In Lee Daniels’ The Butler, there’s a shot of a man walking across a bog, depicted from the perspective of a silent observer looking down into the water and seeing naught but a reflection of a shadow barely present in the water, threatening to disappear at any moment. Beautiful and expressionist-tinged, it potently captures, better than any word ever could, the reality of race in America – African-Americans torn down to whispers of human flesh almost unobservant to the white eye, seen only through the prism of mirrors and reflections when you’re really looking at something else, glimpsed only in fleeting, peripheral moments by powerful forces who don’t want to acknowledge the presence of race. Continue reading →

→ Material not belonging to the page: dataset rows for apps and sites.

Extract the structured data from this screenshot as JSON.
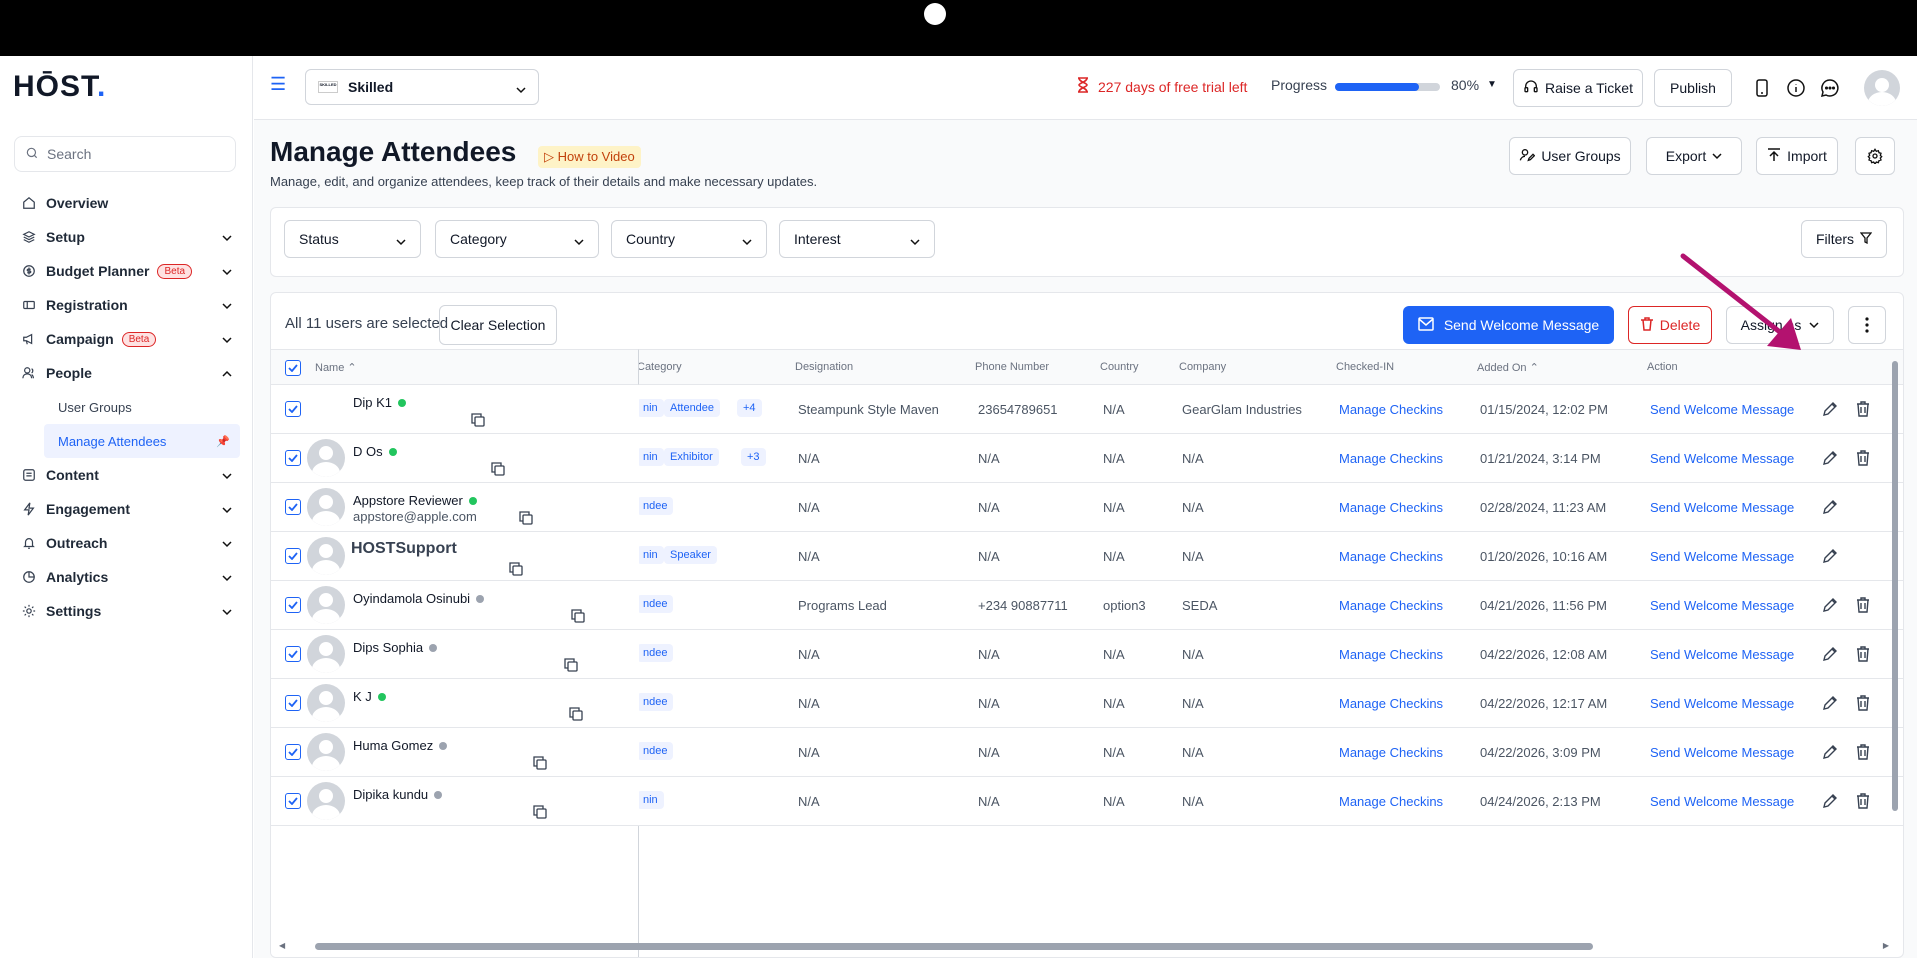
{
  "sidebar": {
    "logo": "HŌST",
    "logo_dot": ".",
    "search_placeholder": "Search",
    "nav": [
      {
        "label": "Overview",
        "icon": "home-icon"
      },
      {
        "label": "Setup",
        "icon": "layers-icon"
      },
      {
        "label": "Budget Planner",
        "icon": "dollar-icon",
        "badge": "Beta"
      },
      {
        "label": "Registration",
        "icon": "ticket-icon"
      },
      {
        "label": "Campaign",
        "icon": "megaphone-icon",
        "badge": "Beta"
      },
      {
        "label": "People",
        "icon": "users-icon"
      },
      {
        "label": "Content",
        "icon": "content-icon"
      },
      {
        "label": "Engagement",
        "icon": "bolt-icon"
      },
      {
        "label": "Outreach",
        "icon": "bell-icon"
      },
      {
        "label": "Analytics",
        "icon": "chart-icon"
      },
      {
        "label": "Settings",
        "icon": "gear-icon"
      }
    ],
    "people_sub": [
      "User Groups",
      "Manage Attendees"
    ]
  },
  "header": {
    "event_name": "Skilled",
    "event_thumb": "SKILLED",
    "trial": "227 days of free trial left",
    "progress_label": "Progress",
    "progress_value": "80%",
    "progress_fraction": 0.8,
    "raise_ticket": "Raise a Ticket",
    "publish": "Publish"
  },
  "page": {
    "title": "Manage Attendees",
    "how_to": "How to Video",
    "subtitle": "Manage, edit, and organize attendees, keep track of their details and make necessary updates.",
    "user_groups": "User Groups",
    "export": "Export",
    "import": "Import"
  },
  "filters": {
    "status": "Status",
    "category": "Category",
    "country": "Country",
    "interest": "Interest",
    "filters_btn": "Filters"
  },
  "table": {
    "selection_text": "All 11 users are selected",
    "clear_selection": "Clear Selection",
    "welcome_btn": "Send Welcome Message",
    "delete_btn": "Delete",
    "assign_btn": "Assign as",
    "columns": {
      "name": "Name",
      "category": "Category",
      "designation": "Designation",
      "phone": "Phone Number",
      "country": "Country",
      "company": "Company",
      "checked_in": "Checked-IN",
      "added_on": "Added On",
      "action": "Action"
    },
    "rows": [
      {
        "name": "Dip K1",
        "email": "",
        "online": true,
        "cat1": "nin",
        "cat2": "Attendee",
        "cat3": "+4",
        "designation": "Steampunk Style Maven",
        "phone": "23654789651",
        "country": "N/A",
        "company": "GearGlam Industries",
        "checkin": "Manage Checkins",
        "added": "01/15/2024, 12:02 PM",
        "action": "Send Welcome Message",
        "deletable": true
      },
      {
        "name": "D Os",
        "email": "",
        "online": true,
        "cat1": "nin",
        "cat2": "Exhibitor",
        "cat3": "+3",
        "designation": "N/A",
        "phone": "N/A",
        "country": "N/A",
        "company": "N/A",
        "checkin": "Manage Checkins",
        "added": "01/21/2024, 3:14 PM",
        "action": "Send Welcome Message",
        "deletable": true
      },
      {
        "name": "Appstore Reviewer",
        "email": "appstore@apple.com",
        "online": true,
        "cat1": "ndee",
        "cat2": "",
        "cat3": "",
        "designation": "N/A",
        "phone": "N/A",
        "country": "N/A",
        "company": "N/A",
        "checkin": "Manage Checkins",
        "added": "02/28/2024, 11:23 AM",
        "action": "Send Welcome Message",
        "deletable": false
      },
      {
        "name": "HOSTSupport",
        "email": "",
        "online": null,
        "cat1": "nin",
        "cat2": "Speaker",
        "cat3": "",
        "designation": "N/A",
        "phone": "N/A",
        "country": "N/A",
        "company": "N/A",
        "checkin": "Manage Checkins",
        "added": "01/20/2026, 10:16 AM",
        "action": "Send Welcome Message",
        "deletable": false
      },
      {
        "name": "Oyindamola Osinubi",
        "email": "",
        "online": false,
        "cat1": "ndee",
        "cat2": "",
        "cat3": "",
        "designation": "Programs Lead",
        "phone": "+234 90887711",
        "country": "option3",
        "company": "SEDA",
        "checkin": "Manage Checkins",
        "added": "04/21/2026, 11:56 PM",
        "action": "Send Welcome Message",
        "deletable": true
      },
      {
        "name": "Dips Sophia",
        "email": "",
        "online": false,
        "cat1": "ndee",
        "cat2": "",
        "cat3": "",
        "designation": "N/A",
        "phone": "N/A",
        "country": "N/A",
        "company": "N/A",
        "checkin": "Manage Checkins",
        "added": "04/22/2026, 12:08 AM",
        "action": "Send Welcome Message",
        "deletable": true
      },
      {
        "name": "K J",
        "email": "",
        "online": true,
        "cat1": "ndee",
        "cat2": "",
        "cat3": "",
        "designation": "N/A",
        "phone": "N/A",
        "country": "N/A",
        "company": "N/A",
        "checkin": "Manage Checkins",
        "added": "04/22/2026, 12:17 AM",
        "action": "Send Welcome Message",
        "deletable": true
      },
      {
        "name": "Huma Gomez",
        "email": "",
        "online": false,
        "cat1": "ndee",
        "cat2": "",
        "cat3": "",
        "designation": "N/A",
        "phone": "N/A",
        "country": "N/A",
        "company": "N/A",
        "checkin": "Manage Checkins",
        "added": "04/22/2026, 3:09 PM",
        "action": "Send Welcome Message",
        "deletable": true
      },
      {
        "name": "Dipika kundu",
        "email": "",
        "online": false,
        "cat1": "nin",
        "cat2": "",
        "cat3": "",
        "designation": "N/A",
        "phone": "N/A",
        "country": "N/A",
        "company": "N/A",
        "checkin": "Manage Checkins",
        "added": "04/24/2026, 2:13 PM",
        "action": "Send Welcome Message",
        "deletable": true
      }
    ]
  },
  "colors": {
    "accent": "#1e63f5",
    "danger": "#dc2626",
    "arrow": "#b3126f"
  }
}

Ahem. “Faced with the overwhelming stubborn mule that is the American girth of racism and backward stagnancy, Martin Luther King (David Oyelowo) uneasily fuses together a coalition of the willing (and unwilling) toward showing America the full extent of its wrongs and doing whatever he can to pursue a greater right”. With a story like that, one would be forgiven for assuming all the hype around Selma boils down to a work of reigned-in Oscarbait, safe and streamlined and ready and willing to fall in love with its own saccharine self. It would seem this crowd-pleasing lull is the de facto state of the corporate biopic, flying high on easy, over-written drama and hagiography, indifferently filmed, edited, composed, and photographed, and resting almost entirely on the laurels of the main actor/ actress in the lead role.

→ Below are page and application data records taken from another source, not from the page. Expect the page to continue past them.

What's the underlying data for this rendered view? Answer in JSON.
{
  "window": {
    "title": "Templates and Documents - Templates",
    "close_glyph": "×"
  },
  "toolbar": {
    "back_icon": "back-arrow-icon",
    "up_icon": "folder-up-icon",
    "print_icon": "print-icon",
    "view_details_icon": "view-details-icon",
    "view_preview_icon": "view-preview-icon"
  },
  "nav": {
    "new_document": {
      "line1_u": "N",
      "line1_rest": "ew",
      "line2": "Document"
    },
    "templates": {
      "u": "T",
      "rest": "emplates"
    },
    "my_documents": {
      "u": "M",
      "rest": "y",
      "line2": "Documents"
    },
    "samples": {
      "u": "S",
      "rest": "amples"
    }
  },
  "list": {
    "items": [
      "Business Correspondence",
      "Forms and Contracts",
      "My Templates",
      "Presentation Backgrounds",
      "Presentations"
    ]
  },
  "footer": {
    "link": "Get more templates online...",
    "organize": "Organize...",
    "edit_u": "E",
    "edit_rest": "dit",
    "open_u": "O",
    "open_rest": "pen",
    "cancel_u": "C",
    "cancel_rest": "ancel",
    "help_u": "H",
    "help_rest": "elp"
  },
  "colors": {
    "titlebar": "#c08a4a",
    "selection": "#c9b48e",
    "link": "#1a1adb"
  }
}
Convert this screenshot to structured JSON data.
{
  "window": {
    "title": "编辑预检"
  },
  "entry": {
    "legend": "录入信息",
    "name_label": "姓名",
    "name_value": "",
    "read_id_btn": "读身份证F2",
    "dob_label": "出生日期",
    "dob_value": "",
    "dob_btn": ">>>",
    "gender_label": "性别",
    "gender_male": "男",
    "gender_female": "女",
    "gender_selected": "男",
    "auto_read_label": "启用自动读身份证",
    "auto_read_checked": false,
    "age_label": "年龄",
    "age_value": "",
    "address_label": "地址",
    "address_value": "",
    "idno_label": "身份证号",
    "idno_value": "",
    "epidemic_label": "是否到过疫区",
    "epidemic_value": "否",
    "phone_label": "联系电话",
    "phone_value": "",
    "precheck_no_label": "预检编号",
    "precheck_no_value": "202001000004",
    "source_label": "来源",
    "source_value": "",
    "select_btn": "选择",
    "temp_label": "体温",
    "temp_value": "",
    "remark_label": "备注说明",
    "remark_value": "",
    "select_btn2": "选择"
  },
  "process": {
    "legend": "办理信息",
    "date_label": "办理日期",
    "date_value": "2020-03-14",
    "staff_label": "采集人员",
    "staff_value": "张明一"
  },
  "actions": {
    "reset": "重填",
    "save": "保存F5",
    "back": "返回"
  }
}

There is nothing, and I mean nothing, like a “based on a true story” historical biopic and a popular lead actor/ actress to lull a film, and its director, to sleep. Released in late 2014, at one of the most pressing and pointed periods of racial tension and heated, boiling conflict in the modern era of the US, the thought of a work like Selma is exciting and invigorating. And the worry, the ever-crawling feeling that it may just be hope, is even greater. In this state of the world, if Selma was simply a work of moderate visual panache, it would be a godsend, but as we know, biopics like this, works about the “great men” of history with their great performances backing them up, are not the friends of “visual panache”. Prior to release, the fear that Selma was just another embalmed, wheezing biopic about the past, designed almost entirely to make the people of the present feel good and sufficient about themselves, couldn’t have been greater. Continue reading →

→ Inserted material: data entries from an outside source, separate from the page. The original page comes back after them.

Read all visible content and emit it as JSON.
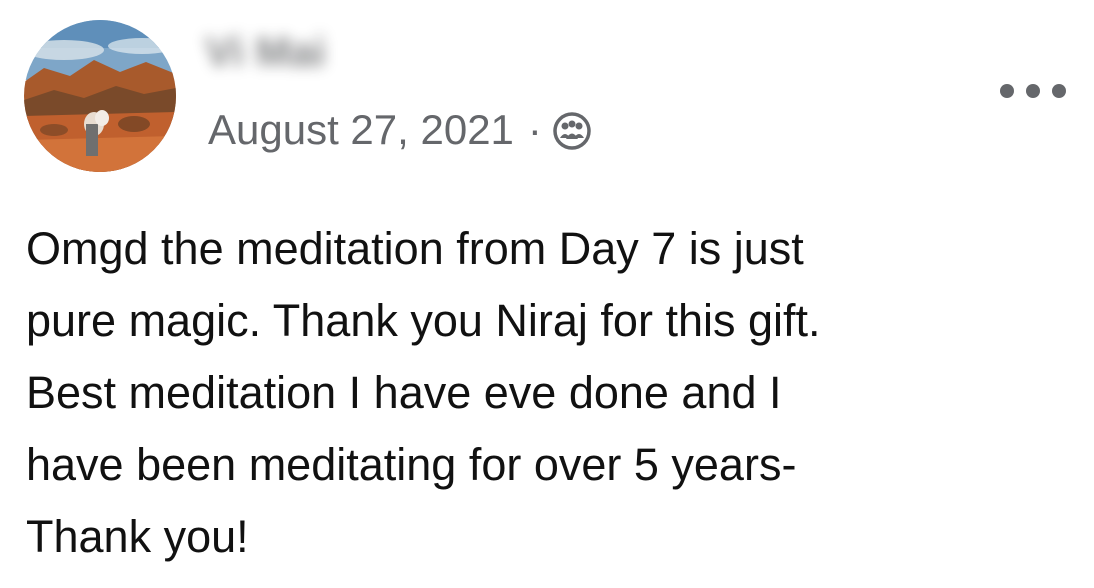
{
  "post": {
    "author_name": "Vi Mai",
    "date": "August 27, 2021",
    "separator": "·",
    "audience_icon": "friends-icon",
    "more_icon": "more-options-icon",
    "text_lines": [
      "Omgd the meditation from Day 7 is just",
      "pure magic. Thank you Niraj for this gift.",
      "Best meditation I have eve done and I",
      "have been meditating for over 5 years-",
      "Thank you!"
    ]
  },
  "colors": {
    "text_primary": "#111111",
    "text_secondary": "#65676b",
    "background": "#ffffff"
  }
}
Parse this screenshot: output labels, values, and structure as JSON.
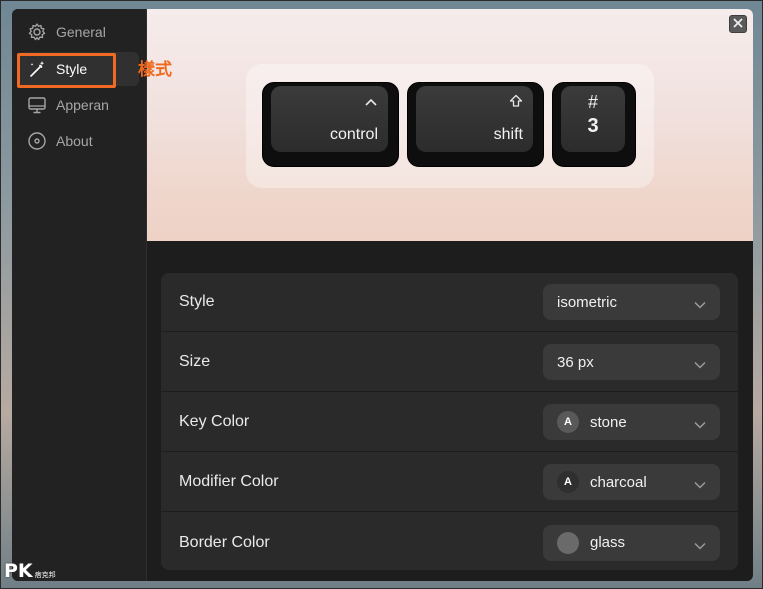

On January 1, 2009, a young African-American male named Oscar Grant was fatally shot by a police officer named Johannes Mersehle at the Fruitvale Train Station near San Francisco. He was not armed. At the same time, his story is one of many, too many. But individualism sells, and thus, for a Western audience, Oscar’s story will appeal more than something broader and more explicitly political. This is a right shame, itself predicated on the violence of individualism that denies the communal stories behind Grant’s tragedy, ironic considering this film’s assumed challenge to Western racism. But all of this aside, Fruitvale Station exists in this format, and in this format, Grant’s story is America’s, or minority America’s. And Ryan Coogler is here to share. Continue reading →